Lord Ahmad of Wimbledon
Minister of State (Foreign, Commonwealth and Development Office)
7th Jan 2020
To ask Her Majesty's Government what assistance, if any, they have offered to the government of Australia to deal with the bushfire crises.

The Prime Minister, Foreign Secretary and I have been in contact with our Australian counterparts to offer our condolences and stress our readiness to help in whatever way they need. I also met with FM Payne on the 3 January in Sydney and offered our full support.

As set out by FCO Minister Heather Wheeler in her Oral Statement of 9 January, we have deployed a team of UK experts to Australia.

The team includes a senior member of UK Fire and Rescue Service, a medical specialist in trauma and mental health, and a military liaison officer specialising in crisis response.

They will work with Australian counterparts to establish what further UK support will be of most use to Australian emergency responders, and ensure that such contributions are fully integrated with Australian efforts.

Lord Ahmad of Wimbledon
Minister of State (Foreign, Commonwealth and Development Office)
6th Jul 2020
To ask Her Majesty's Government, further to the letter from the Secretary of State for Defence to the Chair of the War Widows' Association on 29 June, what plans they have to revisit their policy on war widows' pensions.

Officials have now developed a number of options to be considered. The full financial and legal implications of these options are being explored so that the Defence Secretary can decide how to proceed. Work on this is continuing at pace both in the Ministry of Defence and across Government.

Baroness Goldie
Minister of State (Ministry of Defence)
28th Apr 2020
To ask Her Majesty's Government why the Veterans UK Helpline has been suspended; and what assessment they have made of the impact this may have on veterans, particularly during the COVID-19 pandemic.

The Veterans UK helpline has not been suspended. Given the COVID-19 pandemic, Veterans UK services are, as far as possible being delivered remotely.

Whilst the helpline is not able to handle telephony enquiries, the helpline contains recorded service information on key subject areas, and all veterans are still able to submit enquiries via email.
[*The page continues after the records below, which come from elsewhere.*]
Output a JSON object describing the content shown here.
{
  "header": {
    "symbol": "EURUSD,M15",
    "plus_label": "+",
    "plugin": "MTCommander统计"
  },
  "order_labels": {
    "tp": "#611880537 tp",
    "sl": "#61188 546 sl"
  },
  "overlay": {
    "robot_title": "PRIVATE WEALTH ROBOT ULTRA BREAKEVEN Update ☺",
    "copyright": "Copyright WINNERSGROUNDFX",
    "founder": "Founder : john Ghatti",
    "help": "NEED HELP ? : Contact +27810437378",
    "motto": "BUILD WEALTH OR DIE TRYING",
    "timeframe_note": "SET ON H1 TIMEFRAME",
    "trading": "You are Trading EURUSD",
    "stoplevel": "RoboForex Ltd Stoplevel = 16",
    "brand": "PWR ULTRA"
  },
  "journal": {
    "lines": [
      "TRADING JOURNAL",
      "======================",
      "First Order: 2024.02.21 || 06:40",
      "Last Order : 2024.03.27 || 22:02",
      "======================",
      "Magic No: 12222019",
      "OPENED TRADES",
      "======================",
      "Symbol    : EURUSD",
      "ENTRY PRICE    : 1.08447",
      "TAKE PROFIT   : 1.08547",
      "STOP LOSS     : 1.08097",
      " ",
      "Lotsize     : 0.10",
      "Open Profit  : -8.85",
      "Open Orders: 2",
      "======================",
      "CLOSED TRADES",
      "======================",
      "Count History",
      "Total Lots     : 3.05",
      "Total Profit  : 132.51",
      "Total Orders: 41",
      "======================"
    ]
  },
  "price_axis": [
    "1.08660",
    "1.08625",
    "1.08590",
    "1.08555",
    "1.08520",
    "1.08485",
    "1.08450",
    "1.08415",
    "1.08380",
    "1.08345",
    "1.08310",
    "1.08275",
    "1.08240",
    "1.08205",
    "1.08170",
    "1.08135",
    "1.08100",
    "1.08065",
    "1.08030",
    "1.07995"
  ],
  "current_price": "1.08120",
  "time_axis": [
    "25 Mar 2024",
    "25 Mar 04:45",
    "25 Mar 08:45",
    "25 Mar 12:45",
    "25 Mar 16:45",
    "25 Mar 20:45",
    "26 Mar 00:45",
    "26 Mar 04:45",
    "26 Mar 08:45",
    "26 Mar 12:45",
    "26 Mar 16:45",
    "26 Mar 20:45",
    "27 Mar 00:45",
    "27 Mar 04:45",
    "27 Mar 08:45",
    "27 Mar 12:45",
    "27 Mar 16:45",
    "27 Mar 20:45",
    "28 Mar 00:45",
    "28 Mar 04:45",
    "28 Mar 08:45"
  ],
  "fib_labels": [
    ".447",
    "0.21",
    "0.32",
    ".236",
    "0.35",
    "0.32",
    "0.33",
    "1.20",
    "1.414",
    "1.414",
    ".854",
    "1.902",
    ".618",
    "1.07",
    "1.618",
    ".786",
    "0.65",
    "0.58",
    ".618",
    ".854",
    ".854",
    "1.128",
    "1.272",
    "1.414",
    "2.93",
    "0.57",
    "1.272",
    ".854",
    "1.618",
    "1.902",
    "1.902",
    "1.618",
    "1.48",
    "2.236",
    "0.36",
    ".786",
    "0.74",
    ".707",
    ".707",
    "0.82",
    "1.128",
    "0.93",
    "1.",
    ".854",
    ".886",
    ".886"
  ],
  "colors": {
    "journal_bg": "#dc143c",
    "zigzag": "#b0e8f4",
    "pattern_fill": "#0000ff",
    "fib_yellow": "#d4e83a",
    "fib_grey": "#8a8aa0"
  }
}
A written reply or call-back is made by Veterans UK staff and where welfare support is required, these are referred to the Veterans Welfare Service. More than 4,000 people have been helped in this way since 23 March 2020.

All planned Veterans Welfare Service and Defence Transition Services contact with clients is being maintained, and alternative methods are utilised rather than face to face visits, unless deemed absolutely essential.
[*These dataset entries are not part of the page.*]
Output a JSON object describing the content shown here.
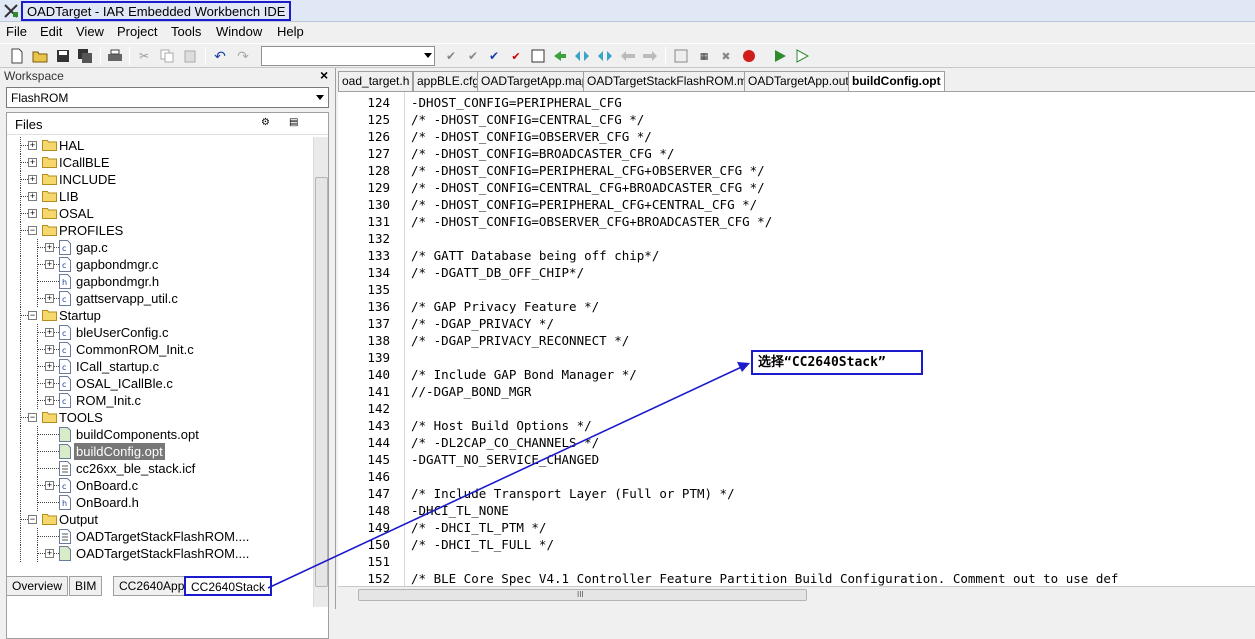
{
  "window": {
    "title": "OADTarget - IAR Embedded Workbench IDE"
  },
  "menu": [
    "File",
    "Edit",
    "View",
    "Project",
    "Tools",
    "Window",
    "Help"
  ],
  "workspace": {
    "header": "Workspace",
    "close": "×",
    "configuration": "FlashROM",
    "files_label": "Files",
    "tree": [
      {
        "label": "HAL",
        "kind": "folder",
        "level": 0,
        "expander": "+"
      },
      {
        "label": "ICallBLE",
        "kind": "folder",
        "level": 0,
        "expander": "+"
      },
      {
        "label": "INCLUDE",
        "kind": "folder",
        "level": 0,
        "expander": "+"
      },
      {
        "label": "LIB",
        "kind": "folder",
        "level": 0,
        "expander": "+"
      },
      {
        "label": "OSAL",
        "kind": "folder",
        "level": 0,
        "expander": "+"
      },
      {
        "label": "PROFILES",
        "kind": "folder",
        "level": 0,
        "expander": "−"
      },
      {
        "label": "gap.c",
        "kind": "cfile",
        "level": 1,
        "expander": "+"
      },
      {
        "label": "gapbondmgr.c",
        "kind": "cfile",
        "level": 1,
        "expander": "+"
      },
      {
        "label": "gapbondmgr.h",
        "kind": "hfile",
        "level": 1,
        "expander": ""
      },
      {
        "label": "gattservapp_util.c",
        "kind": "cfile",
        "level": 1,
        "expander": "+"
      },
      {
        "label": "Startup",
        "kind": "folder",
        "level": 0,
        "expander": "−"
      },
      {
        "label": "bleUserConfig.c",
        "kind": "cfile",
        "level": 1,
        "expander": "+"
      },
      {
        "label": "CommonROM_Init.c",
        "kind": "cfile",
        "level": 1,
        "expander": "+"
      },
      {
        "label": "ICall_startup.c",
        "kind": "cfile",
        "level": 1,
        "expander": "+"
      },
      {
        "label": "OSAL_ICallBle.c",
        "kind": "cfile",
        "level": 1,
        "expander": "+"
      },
      {
        "label": "ROM_Init.c",
        "kind": "cfile",
        "level": 1,
        "expander": "+"
      },
      {
        "label": "TOOLS",
        "kind": "folder",
        "level": 0,
        "expander": "−"
      },
      {
        "label": "buildComponents.opt",
        "kind": "optfile",
        "level": 1,
        "expander": ""
      },
      {
        "label": "buildConfig.opt",
        "kind": "optfile",
        "level": 1,
        "expander": "",
        "selected": true
      },
      {
        "label": "cc26xx_ble_stack.icf",
        "kind": "docfile",
        "level": 1,
        "expander": ""
      },
      {
        "label": "OnBoard.c",
        "kind": "cfile",
        "level": 1,
        "expander": "+"
      },
      {
        "label": "OnBoard.h",
        "kind": "hfile",
        "level": 1,
        "expander": ""
      },
      {
        "label": "Output",
        "kind": "folder",
        "level": 0,
        "expander": "−"
      },
      {
        "label": "OADTargetStackFlashROM....",
        "kind": "docfile",
        "level": 1,
        "expander": ""
      },
      {
        "label": "OADTargetStackFlashROM....",
        "kind": "optfile",
        "level": 1,
        "expander": "+"
      }
    ],
    "tabs": [
      {
        "label": "Overview",
        "active": false
      },
      {
        "label": "BIM",
        "active": false
      },
      {
        "label": "CC2640App",
        "active": false
      },
      {
        "label": "CC2640Stack",
        "active": true
      }
    ]
  },
  "editor": {
    "tabs": [
      {
        "label": "oad_target.h",
        "active": false
      },
      {
        "label": "appBLE.cfg",
        "active": false
      },
      {
        "label": "OADTargetApp.map",
        "active": false
      },
      {
        "label": "OADTargetStackFlashROM.map",
        "active": false
      },
      {
        "label": "OADTargetApp.out",
        "active": false
      },
      {
        "label": "buildConfig.opt",
        "active": true
      }
    ],
    "lines": [
      {
        "n": "124",
        "t": "-DHOST_CONFIG=PERIPHERAL_CFG"
      },
      {
        "n": "125",
        "t": "/* -DHOST_CONFIG=CENTRAL_CFG */"
      },
      {
        "n": "126",
        "t": "/* -DHOST_CONFIG=OBSERVER_CFG */"
      },
      {
        "n": "127",
        "t": "/* -DHOST_CONFIG=BROADCASTER_CFG */"
      },
      {
        "n": "128",
        "t": "/* -DHOST_CONFIG=PERIPHERAL_CFG+OBSERVER_CFG */"
      },
      {
        "n": "129",
        "t": "/* -DHOST_CONFIG=CENTRAL_CFG+BROADCASTER_CFG */"
      },
      {
        "n": "130",
        "t": "/* -DHOST_CONFIG=PERIPHERAL_CFG+CENTRAL_CFG */"
      },
      {
        "n": "131",
        "t": "/* -DHOST_CONFIG=OBSERVER_CFG+BROADCASTER_CFG */"
      },
      {
        "n": "132",
        "t": ""
      },
      {
        "n": "133",
        "t": "/* GATT Database being off chip*/"
      },
      {
        "n": "134",
        "t": "/* -DGATT_DB_OFF_CHIP*/"
      },
      {
        "n": "135",
        "t": ""
      },
      {
        "n": "136",
        "t": "/* GAP Privacy Feature */"
      },
      {
        "n": "137",
        "t": "/* -DGAP_PRIVACY */"
      },
      {
        "n": "138",
        "t": "/* -DGAP_PRIVACY_RECONNECT */"
      },
      {
        "n": "139",
        "t": ""
      },
      {
        "n": "140",
        "t": "/* Include GAP Bond Manager */"
      },
      {
        "n": "141",
        "t": "//-DGAP_BOND_MGR"
      },
      {
        "n": "142",
        "t": ""
      },
      {
        "n": "143",
        "t": "/* Host Build Options */"
      },
      {
        "n": "144",
        "t": "/* -DL2CAP_CO_CHANNELS */"
      },
      {
        "n": "145",
        "t": "-DGATT_NO_SERVICE_CHANGED"
      },
      {
        "n": "146",
        "t": ""
      },
      {
        "n": "147",
        "t": "/* Include Transport Layer (Full or PTM) */"
      },
      {
        "n": "148",
        "t": "-DHCI_TL_NONE"
      },
      {
        "n": "149",
        "t": "/* -DHCI_TL_PTM */"
      },
      {
        "n": "150",
        "t": "/* -DHCI_TL_FULL */"
      },
      {
        "n": "151",
        "t": ""
      },
      {
        "n": "152",
        "t": "/* BLE Core Spec V4.1 Controller Feature Partition Build Configuration. Comment out to use def"
      }
    ]
  },
  "annotation": {
    "text": "选择“CC2640Stack”",
    "color": "#1b1bcc"
  }
}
Baroness Goldie
Minister of State (Ministry of Defence)
28th Apr 2020
To ask Her Majesty's Government what assessment they have made of the impact of the COVID-19 pandemic on processing War Pension Scheme and War Widow(er) Pension applications.

All of the existing 470,000 War Pensions, War Widows Pension and Armed Forces Compensation Scheme payments are continuing to be made as usual into nominated bank accounts, and all requests for welfare support are being met, the same day where at all possible.

With staff working remotely, it has been necessary to pause some compensation scheme administration casework on new claims, appeals and reviews. Many files, some dating back to World War II, exist only as paper records and access to office-based IT systems are needed to process this work.

Where a possibility of financial hardship is identified by the Veterans Welfare Service, a small team is in place to take action on urgent payments where the case evidence needed to do so is available.

UK Veterans staff review the situation daily in order to resume as full a level of service as possible within the current restrictions.

Baroness Goldie
Minister of State (Ministry of Defence)